Three federal grand jury investigations have been convened in connection with the fall of Lehman Brothers. Twelve Lehman Brothers executives have been subpoenaed. Two managers of a hedge fund affiliated with Bear Stearns were recently charged for allegedly misleading investors about the health of the fund while it was collapsing. In September, a federal grand jury in Brooklyn indicted two former Credit Suisse Group brokers alleging that they lied to investors about how $1 billion in assets was invested. Fannie Mae, Freddie Mac and American International Group are all reported to be under investigation by the Justice Department as well as by the Securities and Exchange Commission.
The public is looking to hold people and entities responsible for the spectacular collapses of Lehman Brothers, Bear Stearns, and the bail outs necessary for AIG, Fannie Mae and Freddie Mac, among others. The numerous grand juries hurriedly convened reflect the suspicions that criminal wrongdoing may be at the root, at least in part, of the financial crisis.
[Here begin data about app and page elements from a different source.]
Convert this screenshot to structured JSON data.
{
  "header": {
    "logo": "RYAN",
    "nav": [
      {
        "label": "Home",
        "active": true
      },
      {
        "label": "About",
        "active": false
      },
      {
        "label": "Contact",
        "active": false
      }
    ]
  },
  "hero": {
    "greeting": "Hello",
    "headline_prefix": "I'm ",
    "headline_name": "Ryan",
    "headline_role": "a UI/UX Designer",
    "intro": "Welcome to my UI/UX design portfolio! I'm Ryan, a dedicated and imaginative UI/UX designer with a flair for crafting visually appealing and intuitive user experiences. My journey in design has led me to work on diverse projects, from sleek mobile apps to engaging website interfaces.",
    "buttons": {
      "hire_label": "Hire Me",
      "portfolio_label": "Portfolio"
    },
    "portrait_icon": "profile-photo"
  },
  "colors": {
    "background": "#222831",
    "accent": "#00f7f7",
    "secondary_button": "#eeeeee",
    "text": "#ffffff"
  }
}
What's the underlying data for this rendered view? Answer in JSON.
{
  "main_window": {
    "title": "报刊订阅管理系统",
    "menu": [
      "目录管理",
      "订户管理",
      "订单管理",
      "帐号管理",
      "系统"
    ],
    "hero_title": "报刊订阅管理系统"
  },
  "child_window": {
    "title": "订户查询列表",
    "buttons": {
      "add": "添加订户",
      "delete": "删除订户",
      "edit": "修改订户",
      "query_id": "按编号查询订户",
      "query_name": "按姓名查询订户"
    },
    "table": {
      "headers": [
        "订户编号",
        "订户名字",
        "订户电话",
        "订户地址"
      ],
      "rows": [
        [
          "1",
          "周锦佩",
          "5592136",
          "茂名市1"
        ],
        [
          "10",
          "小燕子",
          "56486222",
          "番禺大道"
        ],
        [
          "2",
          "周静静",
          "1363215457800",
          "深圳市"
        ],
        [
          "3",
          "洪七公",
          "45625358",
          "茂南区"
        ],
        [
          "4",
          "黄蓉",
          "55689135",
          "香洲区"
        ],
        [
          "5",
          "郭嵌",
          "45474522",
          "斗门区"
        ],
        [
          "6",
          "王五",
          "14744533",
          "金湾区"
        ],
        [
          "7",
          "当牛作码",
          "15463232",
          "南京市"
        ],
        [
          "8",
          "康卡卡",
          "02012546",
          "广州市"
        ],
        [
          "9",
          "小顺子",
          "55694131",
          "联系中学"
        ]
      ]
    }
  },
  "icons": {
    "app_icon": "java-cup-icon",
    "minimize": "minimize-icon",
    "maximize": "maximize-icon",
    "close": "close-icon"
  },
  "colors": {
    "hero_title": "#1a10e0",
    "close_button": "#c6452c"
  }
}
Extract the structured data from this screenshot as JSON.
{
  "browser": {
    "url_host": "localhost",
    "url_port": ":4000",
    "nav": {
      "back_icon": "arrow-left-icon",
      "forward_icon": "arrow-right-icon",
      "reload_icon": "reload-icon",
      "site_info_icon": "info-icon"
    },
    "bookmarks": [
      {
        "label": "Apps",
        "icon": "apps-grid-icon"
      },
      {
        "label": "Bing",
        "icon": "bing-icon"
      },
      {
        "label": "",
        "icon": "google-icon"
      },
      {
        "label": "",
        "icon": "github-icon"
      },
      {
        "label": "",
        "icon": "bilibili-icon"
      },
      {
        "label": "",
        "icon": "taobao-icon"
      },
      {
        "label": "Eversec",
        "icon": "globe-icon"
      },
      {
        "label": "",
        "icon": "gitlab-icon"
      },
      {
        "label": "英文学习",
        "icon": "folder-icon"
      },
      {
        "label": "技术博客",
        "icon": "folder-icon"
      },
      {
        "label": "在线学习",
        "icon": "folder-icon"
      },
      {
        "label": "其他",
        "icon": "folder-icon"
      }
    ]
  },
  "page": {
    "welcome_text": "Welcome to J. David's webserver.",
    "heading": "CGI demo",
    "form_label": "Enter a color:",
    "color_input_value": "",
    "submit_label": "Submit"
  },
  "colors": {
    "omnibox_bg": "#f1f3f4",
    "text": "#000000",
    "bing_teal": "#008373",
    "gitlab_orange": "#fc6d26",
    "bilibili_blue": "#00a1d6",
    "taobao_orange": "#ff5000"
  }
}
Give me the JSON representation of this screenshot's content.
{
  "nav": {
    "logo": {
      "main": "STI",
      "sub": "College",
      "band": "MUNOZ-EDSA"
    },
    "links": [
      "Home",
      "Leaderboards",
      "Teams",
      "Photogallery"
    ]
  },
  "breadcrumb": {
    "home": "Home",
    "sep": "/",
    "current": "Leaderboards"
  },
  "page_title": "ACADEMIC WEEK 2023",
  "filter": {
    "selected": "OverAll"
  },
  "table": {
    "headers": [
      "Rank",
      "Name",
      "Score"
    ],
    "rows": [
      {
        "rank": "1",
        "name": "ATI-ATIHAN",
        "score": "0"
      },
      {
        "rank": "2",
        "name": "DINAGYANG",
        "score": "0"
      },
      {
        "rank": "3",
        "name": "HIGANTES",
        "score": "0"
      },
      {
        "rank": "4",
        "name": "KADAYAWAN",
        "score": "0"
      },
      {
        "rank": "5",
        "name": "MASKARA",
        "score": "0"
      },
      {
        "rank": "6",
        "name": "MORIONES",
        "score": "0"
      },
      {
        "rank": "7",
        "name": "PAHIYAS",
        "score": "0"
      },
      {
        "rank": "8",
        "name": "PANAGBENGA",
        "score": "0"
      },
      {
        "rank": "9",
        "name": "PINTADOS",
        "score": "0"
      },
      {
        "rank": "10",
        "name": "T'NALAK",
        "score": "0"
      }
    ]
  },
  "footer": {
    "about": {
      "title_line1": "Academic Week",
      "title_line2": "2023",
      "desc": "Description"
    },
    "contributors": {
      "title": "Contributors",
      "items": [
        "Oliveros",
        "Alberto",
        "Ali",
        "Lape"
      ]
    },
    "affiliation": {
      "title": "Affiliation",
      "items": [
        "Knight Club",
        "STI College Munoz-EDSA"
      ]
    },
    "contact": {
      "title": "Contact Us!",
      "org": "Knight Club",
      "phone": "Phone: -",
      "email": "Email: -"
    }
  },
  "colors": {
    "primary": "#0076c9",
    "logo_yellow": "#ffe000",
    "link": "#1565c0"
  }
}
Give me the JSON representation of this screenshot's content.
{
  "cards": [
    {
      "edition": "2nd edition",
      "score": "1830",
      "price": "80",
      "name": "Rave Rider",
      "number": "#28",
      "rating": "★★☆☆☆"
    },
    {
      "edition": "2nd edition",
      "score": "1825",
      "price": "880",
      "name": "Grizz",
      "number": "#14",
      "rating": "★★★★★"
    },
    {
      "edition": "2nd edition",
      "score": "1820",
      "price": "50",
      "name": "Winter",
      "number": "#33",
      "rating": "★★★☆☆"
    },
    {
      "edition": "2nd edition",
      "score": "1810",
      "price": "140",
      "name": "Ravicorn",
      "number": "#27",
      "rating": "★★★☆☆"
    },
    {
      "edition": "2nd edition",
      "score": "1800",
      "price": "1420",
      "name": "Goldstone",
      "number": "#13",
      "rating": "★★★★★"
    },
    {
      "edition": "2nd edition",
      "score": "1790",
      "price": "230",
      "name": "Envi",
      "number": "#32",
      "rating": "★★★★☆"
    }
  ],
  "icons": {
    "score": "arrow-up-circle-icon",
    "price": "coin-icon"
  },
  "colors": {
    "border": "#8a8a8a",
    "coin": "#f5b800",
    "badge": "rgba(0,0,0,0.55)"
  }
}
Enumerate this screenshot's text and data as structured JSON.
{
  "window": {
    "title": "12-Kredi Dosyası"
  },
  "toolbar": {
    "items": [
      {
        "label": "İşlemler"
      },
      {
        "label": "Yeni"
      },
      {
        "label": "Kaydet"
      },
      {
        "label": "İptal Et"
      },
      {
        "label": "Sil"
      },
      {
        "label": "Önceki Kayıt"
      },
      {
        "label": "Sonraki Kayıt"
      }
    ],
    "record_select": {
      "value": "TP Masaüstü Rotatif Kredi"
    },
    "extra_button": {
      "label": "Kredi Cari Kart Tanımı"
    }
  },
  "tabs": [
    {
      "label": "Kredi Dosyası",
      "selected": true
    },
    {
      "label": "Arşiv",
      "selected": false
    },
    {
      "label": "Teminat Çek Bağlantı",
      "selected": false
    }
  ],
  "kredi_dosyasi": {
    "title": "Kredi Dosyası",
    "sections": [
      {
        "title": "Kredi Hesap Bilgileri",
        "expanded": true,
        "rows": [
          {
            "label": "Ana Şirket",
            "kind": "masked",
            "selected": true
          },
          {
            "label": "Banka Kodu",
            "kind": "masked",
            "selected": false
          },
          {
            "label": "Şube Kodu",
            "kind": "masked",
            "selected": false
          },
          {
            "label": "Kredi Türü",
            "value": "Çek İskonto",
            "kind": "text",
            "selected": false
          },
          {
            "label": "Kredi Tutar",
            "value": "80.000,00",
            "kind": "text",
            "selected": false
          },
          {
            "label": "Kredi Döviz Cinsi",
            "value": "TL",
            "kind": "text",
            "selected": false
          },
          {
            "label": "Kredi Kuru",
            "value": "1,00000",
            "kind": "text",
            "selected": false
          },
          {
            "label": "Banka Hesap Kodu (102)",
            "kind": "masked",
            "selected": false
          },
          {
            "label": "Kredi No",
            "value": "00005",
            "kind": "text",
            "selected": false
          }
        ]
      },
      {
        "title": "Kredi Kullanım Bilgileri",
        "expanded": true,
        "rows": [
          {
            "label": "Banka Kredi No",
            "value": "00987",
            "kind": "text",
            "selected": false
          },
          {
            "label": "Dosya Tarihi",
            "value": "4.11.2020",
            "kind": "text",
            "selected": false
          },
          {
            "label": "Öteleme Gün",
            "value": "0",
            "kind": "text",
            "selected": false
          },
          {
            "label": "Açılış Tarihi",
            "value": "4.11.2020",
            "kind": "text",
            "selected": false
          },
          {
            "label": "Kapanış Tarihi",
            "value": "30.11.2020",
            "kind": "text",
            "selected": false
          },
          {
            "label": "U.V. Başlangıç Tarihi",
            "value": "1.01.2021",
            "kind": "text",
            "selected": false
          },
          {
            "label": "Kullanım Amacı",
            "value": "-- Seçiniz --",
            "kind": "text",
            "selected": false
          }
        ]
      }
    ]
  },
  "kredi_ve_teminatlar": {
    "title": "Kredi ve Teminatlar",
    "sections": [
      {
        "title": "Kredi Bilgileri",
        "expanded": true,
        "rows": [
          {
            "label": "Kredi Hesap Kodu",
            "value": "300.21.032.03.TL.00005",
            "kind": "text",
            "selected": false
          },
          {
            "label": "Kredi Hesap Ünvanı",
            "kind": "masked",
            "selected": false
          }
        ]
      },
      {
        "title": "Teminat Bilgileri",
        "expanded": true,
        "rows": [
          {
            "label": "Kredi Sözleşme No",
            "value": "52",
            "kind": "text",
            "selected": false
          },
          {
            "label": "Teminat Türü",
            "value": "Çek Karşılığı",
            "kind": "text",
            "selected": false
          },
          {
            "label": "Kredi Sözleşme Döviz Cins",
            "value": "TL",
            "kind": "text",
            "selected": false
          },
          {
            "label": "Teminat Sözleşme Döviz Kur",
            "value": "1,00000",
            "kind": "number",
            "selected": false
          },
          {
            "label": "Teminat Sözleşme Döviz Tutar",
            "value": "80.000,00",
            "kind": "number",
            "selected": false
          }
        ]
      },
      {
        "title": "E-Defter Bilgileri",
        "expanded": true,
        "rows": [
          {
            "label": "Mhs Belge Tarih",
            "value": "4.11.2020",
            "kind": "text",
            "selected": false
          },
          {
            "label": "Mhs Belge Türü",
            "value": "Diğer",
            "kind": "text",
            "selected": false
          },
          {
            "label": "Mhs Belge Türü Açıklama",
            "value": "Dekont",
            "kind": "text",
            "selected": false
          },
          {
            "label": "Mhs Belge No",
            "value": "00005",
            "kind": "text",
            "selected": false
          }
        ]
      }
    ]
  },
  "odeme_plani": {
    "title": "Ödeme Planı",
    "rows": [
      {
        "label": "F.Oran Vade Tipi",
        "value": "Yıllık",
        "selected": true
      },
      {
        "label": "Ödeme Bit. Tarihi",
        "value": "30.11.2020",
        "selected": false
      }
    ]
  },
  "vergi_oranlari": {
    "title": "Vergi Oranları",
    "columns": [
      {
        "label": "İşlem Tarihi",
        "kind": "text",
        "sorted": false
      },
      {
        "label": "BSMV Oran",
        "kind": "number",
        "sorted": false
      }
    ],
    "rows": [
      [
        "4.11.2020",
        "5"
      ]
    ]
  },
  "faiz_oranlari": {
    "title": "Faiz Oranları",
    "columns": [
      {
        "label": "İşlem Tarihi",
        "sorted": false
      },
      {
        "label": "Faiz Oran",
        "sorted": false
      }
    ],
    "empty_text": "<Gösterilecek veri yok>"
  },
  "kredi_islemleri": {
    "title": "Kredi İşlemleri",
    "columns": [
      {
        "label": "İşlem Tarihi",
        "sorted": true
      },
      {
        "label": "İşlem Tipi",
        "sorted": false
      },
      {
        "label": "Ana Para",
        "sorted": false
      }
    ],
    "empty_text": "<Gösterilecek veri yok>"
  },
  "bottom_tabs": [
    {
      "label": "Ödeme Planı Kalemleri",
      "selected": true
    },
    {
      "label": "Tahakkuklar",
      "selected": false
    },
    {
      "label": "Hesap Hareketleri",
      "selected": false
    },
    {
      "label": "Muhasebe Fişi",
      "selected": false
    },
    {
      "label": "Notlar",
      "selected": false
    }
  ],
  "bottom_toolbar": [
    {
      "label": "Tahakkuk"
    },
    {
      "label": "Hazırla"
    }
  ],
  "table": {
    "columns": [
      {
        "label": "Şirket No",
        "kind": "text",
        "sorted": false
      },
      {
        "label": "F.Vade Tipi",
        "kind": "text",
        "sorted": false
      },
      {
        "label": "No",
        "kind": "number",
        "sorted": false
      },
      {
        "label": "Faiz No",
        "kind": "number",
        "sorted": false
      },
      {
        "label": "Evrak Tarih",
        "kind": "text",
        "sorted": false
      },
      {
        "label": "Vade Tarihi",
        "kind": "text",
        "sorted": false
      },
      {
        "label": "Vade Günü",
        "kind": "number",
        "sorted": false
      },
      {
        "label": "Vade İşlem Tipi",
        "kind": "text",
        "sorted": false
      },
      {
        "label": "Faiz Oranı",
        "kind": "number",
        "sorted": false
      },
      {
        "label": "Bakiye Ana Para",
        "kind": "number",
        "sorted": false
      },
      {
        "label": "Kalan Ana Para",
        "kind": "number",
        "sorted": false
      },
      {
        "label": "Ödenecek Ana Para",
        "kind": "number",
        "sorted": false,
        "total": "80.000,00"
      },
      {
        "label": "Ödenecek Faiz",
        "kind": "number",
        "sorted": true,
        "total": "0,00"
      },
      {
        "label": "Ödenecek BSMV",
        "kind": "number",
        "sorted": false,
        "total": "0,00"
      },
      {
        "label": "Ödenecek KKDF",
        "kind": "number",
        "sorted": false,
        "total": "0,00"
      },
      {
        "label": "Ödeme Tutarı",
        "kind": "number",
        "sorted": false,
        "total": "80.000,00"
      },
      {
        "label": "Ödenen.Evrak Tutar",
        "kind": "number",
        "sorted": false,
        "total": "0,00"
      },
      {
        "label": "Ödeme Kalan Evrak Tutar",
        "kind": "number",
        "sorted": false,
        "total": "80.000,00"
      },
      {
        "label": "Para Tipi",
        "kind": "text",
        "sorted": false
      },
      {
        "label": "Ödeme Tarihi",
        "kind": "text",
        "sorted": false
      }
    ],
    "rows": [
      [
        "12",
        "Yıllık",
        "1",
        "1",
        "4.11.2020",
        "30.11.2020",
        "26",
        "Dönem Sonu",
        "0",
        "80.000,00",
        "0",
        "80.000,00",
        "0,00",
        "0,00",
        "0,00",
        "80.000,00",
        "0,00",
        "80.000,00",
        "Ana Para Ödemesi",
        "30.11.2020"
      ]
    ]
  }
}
The Emergency Economic Stabilization Act of 2008 has created the Financial Stability Oversight Board to report to a Special Inspector General or the Attorney General “any suspected fraud, misrepresentations or malfeasance.” The Act also requires that any federal financial regulatory agency cooperate with the FBI on investigations involving “fraud, misrepresentations and malfeasance with respect to development, advertising and sale of financial products.”
It is likely that these investigations will not only be centered on financial institutions and their executives. Rather, all companies that experience a huge drop in value attributable in whole or in part to their investment in subprime mortgages, derivatives, or other “risky” investments, are likely to draw the attention of disgruntled shareholders, regulators, and possibly the criminal authorities. The climate and Congressional response to date are very reminiscent of the Office of Thrift Supervision and the Resolution Trust Corporation response to the savings and loan crisis of the late 80s and early 90s.
With the public's thirst for retribution, the focus initially will be on financial institutions and their officers and directors. More specifically, the issue will be whether the government can prove a case beyond a reasonable doubt of criminal wrongdoing, as opposed to mistakes in judgment and negligence.
It is also likely that criminal investigations will be paired with civil lawsuits, either from angry shareholders or regulatory authorities, such as the SEC and the Office of Financial Stability. Defendants likely will be faced with difficult decisions to navigate through the thicket of parallel proceedings, with the spectre of potential criminal proceedings looming.
What To Do
There are numerous steps that companies can take to be proactive.
- Scrutinize disclosures and financial statements for possible misstatements.
- Conduct an internal investigation, including an email review, into alleged wrongdoings.
- Review and revise corporate provisions for indemnification of officers and directors.